Which lines of the records below contain the string "Serum"? Report each of them.

---

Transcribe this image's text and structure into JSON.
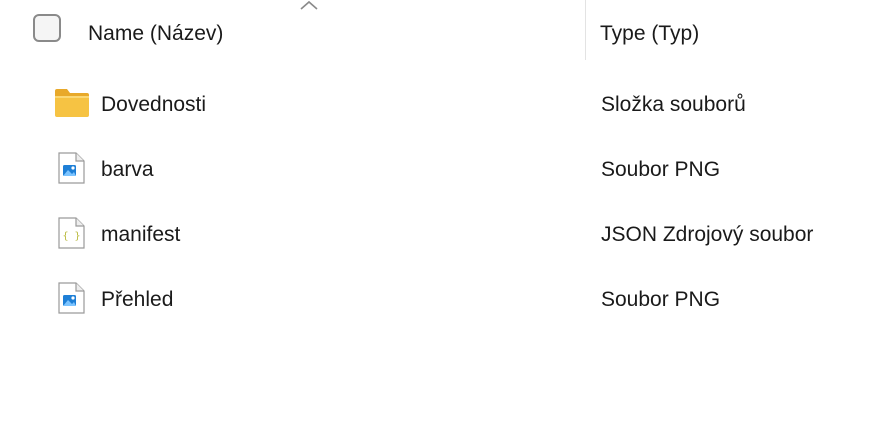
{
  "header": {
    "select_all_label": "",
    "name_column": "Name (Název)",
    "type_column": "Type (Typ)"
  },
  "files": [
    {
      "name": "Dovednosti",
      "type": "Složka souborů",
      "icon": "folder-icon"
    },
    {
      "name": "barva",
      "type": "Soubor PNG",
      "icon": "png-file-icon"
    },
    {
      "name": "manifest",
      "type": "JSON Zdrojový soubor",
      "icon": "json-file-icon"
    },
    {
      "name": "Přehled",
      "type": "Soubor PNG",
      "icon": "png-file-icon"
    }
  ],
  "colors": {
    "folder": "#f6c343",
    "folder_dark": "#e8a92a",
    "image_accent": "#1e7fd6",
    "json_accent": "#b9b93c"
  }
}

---

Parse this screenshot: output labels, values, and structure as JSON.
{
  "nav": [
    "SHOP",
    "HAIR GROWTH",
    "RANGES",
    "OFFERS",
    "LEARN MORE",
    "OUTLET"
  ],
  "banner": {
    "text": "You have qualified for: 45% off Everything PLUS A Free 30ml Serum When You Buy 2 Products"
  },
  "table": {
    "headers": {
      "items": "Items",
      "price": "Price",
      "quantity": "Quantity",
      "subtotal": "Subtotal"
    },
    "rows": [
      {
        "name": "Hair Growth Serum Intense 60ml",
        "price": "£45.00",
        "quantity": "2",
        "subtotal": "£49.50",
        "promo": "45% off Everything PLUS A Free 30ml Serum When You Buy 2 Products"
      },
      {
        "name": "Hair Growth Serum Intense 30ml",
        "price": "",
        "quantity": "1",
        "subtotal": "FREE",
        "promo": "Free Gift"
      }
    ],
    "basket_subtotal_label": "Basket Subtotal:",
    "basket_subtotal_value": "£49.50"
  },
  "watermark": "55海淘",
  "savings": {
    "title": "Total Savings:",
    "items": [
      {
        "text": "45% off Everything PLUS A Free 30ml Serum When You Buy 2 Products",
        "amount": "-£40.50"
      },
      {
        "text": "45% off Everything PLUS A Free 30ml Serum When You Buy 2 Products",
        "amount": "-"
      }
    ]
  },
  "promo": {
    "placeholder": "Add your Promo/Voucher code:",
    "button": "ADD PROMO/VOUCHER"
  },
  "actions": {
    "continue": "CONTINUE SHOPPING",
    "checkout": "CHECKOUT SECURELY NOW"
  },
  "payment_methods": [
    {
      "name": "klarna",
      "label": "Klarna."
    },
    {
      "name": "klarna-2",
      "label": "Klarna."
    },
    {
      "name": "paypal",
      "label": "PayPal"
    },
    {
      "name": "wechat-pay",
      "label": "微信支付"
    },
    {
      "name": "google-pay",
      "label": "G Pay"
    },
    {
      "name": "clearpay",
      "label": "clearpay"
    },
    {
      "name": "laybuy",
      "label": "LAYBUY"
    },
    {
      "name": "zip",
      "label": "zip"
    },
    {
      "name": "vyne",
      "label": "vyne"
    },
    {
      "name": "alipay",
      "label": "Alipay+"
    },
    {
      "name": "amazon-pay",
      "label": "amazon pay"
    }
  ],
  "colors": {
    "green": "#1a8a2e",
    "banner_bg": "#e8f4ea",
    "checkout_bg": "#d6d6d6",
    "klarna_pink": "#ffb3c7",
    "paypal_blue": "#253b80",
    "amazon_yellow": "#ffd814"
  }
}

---

• [Exercise answer]:
    "text": "You have qualified for: 45% off Everything PLUS A Free 30ml Serum When You Buy 2 Products"
        "name": "Hair Growth Serum Intense 60ml",
        "promo": "45% off Everything PLUS A Free 30ml Serum When You Buy 2 Products"
        "name": "Hair Growth Serum Intense 30ml",
        "text": "45% off Everything PLUS A Free 30ml Serum When You Buy 2 Products",
        "text": "45% off Everything PLUS A Free 30ml Serum When You Buy 2 Products",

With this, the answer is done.